“It says here that the country is nearly bankrupt,” Doris said. “The war will have to end soon.” Tilly poured the first cup and passed it to Doris. Then she passed the cream. “The first week, I didn’t think I’d ever get used to this life,” she said, “but here I’m useful in some important way.” “I can’t go back to selling lipstick at Gimbels.” Doris said. She turned back to her newspaper and Tilly made herself a peanut butter sandwich.

Tilly heard Sylvia whistling outside, and Doris reached across the upholstered bench seat, worn by years of continuous use, to unlatch the door. Sylvia always seemed to know when their coffee was ready. She had her favorite mug in hand.

“Can you believe it?” Sylvia said. “We all have a night off. We’re never off at the same time.” Tilly couldn’t understand why she was so excited.

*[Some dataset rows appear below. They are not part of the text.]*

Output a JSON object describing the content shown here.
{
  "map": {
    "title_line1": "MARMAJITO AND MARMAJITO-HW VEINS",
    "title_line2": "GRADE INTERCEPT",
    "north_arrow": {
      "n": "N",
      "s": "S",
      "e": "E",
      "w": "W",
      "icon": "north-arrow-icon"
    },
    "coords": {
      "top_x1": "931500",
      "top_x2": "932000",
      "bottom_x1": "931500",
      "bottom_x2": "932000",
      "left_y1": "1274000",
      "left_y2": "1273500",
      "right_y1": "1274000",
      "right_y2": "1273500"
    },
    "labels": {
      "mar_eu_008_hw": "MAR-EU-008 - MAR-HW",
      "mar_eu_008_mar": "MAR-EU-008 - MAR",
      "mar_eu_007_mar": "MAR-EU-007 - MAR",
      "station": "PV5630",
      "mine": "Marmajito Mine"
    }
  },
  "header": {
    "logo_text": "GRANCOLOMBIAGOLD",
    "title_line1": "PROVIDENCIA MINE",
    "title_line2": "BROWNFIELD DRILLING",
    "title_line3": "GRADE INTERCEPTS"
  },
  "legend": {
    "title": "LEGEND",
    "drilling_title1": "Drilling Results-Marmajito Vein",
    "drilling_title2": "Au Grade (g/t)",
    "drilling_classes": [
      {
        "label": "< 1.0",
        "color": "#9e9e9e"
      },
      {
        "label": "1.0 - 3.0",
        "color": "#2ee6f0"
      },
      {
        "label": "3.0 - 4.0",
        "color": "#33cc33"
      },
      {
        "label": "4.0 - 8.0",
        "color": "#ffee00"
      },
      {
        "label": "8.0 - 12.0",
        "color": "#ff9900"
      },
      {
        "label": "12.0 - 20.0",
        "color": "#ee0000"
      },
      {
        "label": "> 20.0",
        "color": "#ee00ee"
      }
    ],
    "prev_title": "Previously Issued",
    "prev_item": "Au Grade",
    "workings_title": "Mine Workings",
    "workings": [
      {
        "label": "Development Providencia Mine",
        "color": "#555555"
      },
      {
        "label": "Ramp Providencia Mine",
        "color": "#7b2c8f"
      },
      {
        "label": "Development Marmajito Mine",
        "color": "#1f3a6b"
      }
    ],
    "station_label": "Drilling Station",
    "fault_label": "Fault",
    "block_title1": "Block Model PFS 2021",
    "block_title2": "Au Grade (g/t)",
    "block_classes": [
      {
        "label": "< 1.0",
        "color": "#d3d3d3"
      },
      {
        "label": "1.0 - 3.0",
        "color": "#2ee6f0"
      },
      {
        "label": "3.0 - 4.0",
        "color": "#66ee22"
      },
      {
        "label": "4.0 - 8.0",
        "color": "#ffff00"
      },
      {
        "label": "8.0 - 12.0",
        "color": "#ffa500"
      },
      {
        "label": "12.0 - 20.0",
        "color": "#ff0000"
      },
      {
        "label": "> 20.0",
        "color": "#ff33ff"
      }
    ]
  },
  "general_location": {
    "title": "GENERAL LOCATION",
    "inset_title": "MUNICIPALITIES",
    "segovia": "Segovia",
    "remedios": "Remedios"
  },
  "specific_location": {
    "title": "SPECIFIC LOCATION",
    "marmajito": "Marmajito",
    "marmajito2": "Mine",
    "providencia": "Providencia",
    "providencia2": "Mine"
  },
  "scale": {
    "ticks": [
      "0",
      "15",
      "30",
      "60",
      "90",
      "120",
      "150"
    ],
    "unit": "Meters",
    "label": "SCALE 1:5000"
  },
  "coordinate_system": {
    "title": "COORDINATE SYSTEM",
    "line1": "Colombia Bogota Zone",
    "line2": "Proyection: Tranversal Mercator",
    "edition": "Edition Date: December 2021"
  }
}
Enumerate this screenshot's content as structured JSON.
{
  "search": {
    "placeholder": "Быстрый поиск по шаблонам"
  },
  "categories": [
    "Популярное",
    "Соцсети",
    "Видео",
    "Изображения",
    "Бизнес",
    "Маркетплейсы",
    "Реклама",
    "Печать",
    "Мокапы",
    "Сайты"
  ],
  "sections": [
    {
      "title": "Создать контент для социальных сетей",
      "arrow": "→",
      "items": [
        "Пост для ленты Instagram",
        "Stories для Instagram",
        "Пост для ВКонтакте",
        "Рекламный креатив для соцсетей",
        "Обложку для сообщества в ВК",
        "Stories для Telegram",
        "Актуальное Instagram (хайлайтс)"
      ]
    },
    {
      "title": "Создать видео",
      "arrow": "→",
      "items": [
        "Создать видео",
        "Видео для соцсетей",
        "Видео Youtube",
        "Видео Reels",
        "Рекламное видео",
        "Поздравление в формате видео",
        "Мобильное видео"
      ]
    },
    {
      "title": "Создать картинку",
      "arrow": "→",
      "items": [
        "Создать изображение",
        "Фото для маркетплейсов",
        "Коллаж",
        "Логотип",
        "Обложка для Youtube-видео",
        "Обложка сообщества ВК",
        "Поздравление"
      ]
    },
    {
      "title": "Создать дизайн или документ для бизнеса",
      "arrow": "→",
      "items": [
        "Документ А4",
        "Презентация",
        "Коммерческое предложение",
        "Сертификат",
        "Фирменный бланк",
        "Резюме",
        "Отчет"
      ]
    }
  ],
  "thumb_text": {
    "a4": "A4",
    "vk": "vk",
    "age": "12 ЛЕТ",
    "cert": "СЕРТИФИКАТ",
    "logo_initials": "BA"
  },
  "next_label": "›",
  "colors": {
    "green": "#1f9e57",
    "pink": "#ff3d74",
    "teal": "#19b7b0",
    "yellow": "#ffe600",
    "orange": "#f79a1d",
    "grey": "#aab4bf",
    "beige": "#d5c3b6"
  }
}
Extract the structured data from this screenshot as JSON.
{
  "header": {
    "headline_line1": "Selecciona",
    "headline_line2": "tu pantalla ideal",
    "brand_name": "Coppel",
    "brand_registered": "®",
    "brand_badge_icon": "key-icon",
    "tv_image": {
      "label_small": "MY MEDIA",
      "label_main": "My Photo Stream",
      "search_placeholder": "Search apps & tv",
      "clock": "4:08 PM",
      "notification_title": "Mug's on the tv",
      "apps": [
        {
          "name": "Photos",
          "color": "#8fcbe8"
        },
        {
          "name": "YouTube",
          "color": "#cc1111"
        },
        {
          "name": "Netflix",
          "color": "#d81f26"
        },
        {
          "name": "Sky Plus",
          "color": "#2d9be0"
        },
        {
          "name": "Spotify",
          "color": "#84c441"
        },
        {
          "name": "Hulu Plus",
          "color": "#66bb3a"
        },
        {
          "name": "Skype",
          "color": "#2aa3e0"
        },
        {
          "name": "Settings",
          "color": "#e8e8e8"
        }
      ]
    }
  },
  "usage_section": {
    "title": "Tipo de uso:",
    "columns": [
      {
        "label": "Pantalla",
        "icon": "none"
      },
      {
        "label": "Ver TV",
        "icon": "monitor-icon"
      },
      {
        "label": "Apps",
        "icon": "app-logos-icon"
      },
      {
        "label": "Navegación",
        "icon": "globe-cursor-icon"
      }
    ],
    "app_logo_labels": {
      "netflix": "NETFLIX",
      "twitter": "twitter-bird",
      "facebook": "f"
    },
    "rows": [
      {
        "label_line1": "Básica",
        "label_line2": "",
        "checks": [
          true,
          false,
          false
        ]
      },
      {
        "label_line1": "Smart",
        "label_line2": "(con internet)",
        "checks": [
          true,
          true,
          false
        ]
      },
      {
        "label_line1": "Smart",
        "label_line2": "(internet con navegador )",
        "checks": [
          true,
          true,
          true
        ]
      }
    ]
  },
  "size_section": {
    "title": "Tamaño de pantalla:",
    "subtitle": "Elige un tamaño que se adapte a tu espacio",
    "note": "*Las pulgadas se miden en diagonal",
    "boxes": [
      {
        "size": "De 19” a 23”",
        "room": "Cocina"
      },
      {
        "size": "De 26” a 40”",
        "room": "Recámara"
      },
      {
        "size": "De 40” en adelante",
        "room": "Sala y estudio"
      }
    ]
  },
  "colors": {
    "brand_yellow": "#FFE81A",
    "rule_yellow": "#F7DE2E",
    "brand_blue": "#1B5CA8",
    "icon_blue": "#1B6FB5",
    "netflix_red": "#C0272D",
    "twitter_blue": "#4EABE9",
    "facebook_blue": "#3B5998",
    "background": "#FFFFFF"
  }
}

She didn’t want anything to change. “Production’s slowing,“ she said.

Doris looked up, “We know.”

Tilly suspected that when the layoffs came, Doris would have the most difficult time adjusting, even though she was closest to total exhaustion. She’d made the most of the opportunity, but it didn’t matter how good she was. They understood that returning soldiers would be hired to do their work. Sylvia slid in beside her on the settee. Years as a painter had done little to reduce the spread of her hips, and the Airstream was suddenly crowded, but Tilly didn’t move away. They sat elbow to elbow.

“We’ve never properly celebrated the Mary Cassatt,” Sylvia said.

“Wasn’t she sunk?” Doris said. She filled Sylvia’s mug.

“She was lent to the Russians,” Sylvia said. “But it doesn’t matter. We built her, and she was launched in forty-four days.”

Tilly and Doris looked at her. Tilly took another bite of her sandwich and said, “I don’t know how you keep track of all our hulls.”

Sylvia snorted and put her cup down abruptly, “What do you think I keep in that little metal box? Recipes?”

“You’re serious?” Doris said. “You have a card for each hull?”

“Of course,” Sylvia said. “I’m keeping track, and we’re winning. We’ve out-produced them. It’s time to celebrate.”

My Uncle Joe inspired this page. He shares clippings from Pittsburgh newspapers about women in the 1940s.


Check out this slide show for views of the mothball fleet!